Service members, families and friends joined together for the unveiling of the Camp Pendleton War Dogs sign here July 20.
Sgt. Adam L. Cann created the sign before he was killed in action, at the age of 23, by a suicide-bomb attack on a police recruitment station in Ramadi, Iraq.
The day began with a sneak preview of the Dawgs of War exhibit at the Ranch House here. The exhibit is a display of pictures and statues dedicated to military working dogs and their handlers.
“We just left the War Dawgs exhibit over at the Ranch house,” said Lt. Col. Kevin Prindiville, the provost marshal with the Camp Pendleton Marine Corps Police Department. “It really recognizes the accomplishments and sacrifices of the canine community. This is also to moralizing Sgt. Cann and the influence that he has on everyone here, and we’re commemorating his ultimate sacrifice.”
After a tour of the exhibit the group traveled to the Provost Marshals kennels here, where the sign would be displayed.
“This is an indescribable honor for an old dog to be here today to recognize a young man who has become an icon,” said Jon Hemp, the co-founder of The Dawgs Project. “I love this kid, he is everything that my generation hoped to accomplish, and he gave the ultimate sacrifice in the line of duty.”
Hemp played a large role in moving and displaying the sign over the years.
“I was sitting in a class room in 2009 when I got a phone call saying the sign needed to be relocated or it would be thrown away, due to the remodeling of the kennel facility,” said Hemp. “Well, no one puts Adam Cann’s sign in a dumpster.”
“We had arrangements to have it secured at March Air Base,” said Hemp. “It has been gone a long time, it belongs here; this is your sign.

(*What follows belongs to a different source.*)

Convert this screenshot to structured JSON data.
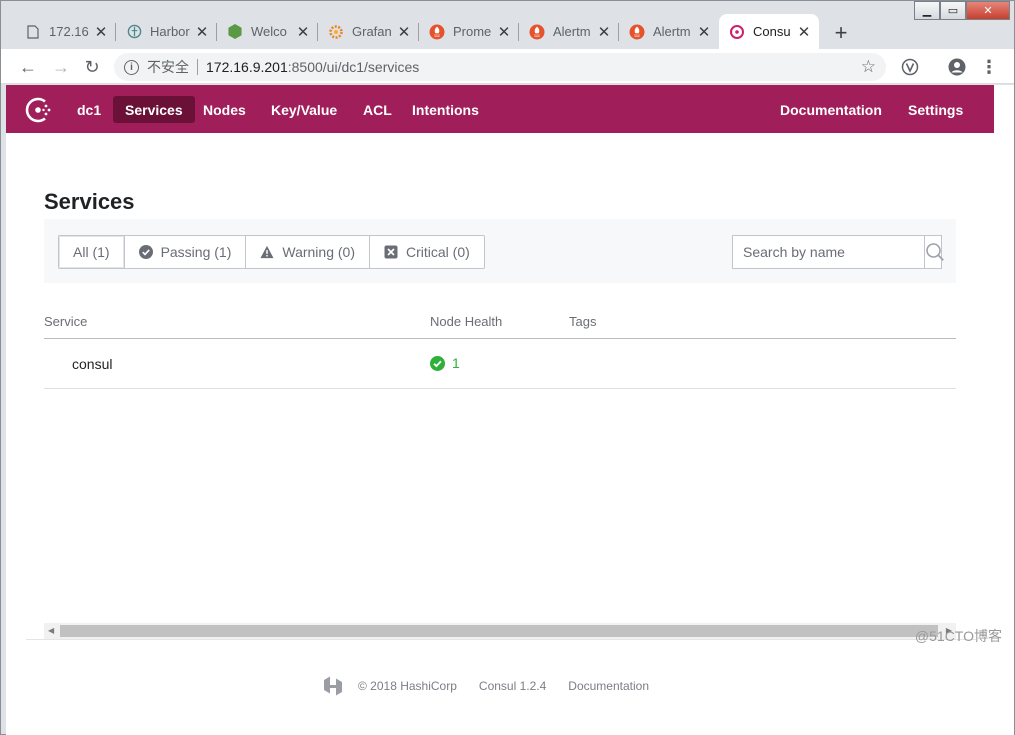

I cannot tell you how absolutely proud I am to have any part in moving this sign back here and presenting it to you today.”
According to Prindiville, Sgt. Cann has had a huge impact on the community because he was the first military dog handler killed in action since the Vietnam era.
“The bond that we see in this community, and seeing the important role that canines have made is truly great,” said Prindiville. “During Operation Iraqi Freedom and Operation Enduring Freedom, we saw a lot of evolving capabilities, being out there on patrols putting themselves in harms way.”
While there have been great improvements in technology over the years nothing can replace the human nature of military dog handlers or the instincts of the working dogs, said Prindiville.
“We can’t put a price tag on the number of lives they have saved and the success that they have had on the battle field so it is important to pay our respects to that,” said Prindiville.